## What is needed:
Would you copy all lines in the data that contain the word "Manual"?
===== Record extracts
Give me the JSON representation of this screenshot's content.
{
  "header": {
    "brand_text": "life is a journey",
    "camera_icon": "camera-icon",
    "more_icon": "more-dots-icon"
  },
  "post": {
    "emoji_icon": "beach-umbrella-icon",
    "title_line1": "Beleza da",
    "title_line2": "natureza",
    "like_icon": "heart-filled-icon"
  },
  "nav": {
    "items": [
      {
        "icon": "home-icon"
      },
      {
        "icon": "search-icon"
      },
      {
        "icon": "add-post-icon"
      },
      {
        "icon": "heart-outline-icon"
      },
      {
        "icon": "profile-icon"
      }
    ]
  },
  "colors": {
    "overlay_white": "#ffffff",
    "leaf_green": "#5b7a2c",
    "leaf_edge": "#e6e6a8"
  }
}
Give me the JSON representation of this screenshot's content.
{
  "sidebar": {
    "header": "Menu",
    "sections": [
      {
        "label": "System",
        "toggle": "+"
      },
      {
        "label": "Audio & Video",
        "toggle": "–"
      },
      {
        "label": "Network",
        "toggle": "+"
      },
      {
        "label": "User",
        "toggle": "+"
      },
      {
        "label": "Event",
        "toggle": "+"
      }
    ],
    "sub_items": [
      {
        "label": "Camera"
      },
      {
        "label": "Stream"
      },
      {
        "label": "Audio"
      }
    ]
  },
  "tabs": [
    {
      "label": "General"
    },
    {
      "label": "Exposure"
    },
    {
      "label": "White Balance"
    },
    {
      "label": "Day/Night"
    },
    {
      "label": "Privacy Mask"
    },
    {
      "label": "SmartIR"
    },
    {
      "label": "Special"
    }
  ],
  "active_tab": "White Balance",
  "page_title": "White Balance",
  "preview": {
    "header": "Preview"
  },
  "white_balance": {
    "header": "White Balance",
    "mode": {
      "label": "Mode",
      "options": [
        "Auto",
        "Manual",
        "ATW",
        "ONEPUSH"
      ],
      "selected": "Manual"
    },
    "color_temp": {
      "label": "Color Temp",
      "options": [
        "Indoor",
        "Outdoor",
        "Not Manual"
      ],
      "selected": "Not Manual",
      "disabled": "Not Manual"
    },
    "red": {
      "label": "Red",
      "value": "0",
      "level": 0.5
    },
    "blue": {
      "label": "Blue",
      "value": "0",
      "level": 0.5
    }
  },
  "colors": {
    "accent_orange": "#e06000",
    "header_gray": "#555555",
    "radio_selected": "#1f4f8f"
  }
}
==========
## Solved exercise:
        "Manual",
      "selected": "Manual"
        "Not Manual"
      "selected": "Not Manual",
      "disabled": "Not Manual"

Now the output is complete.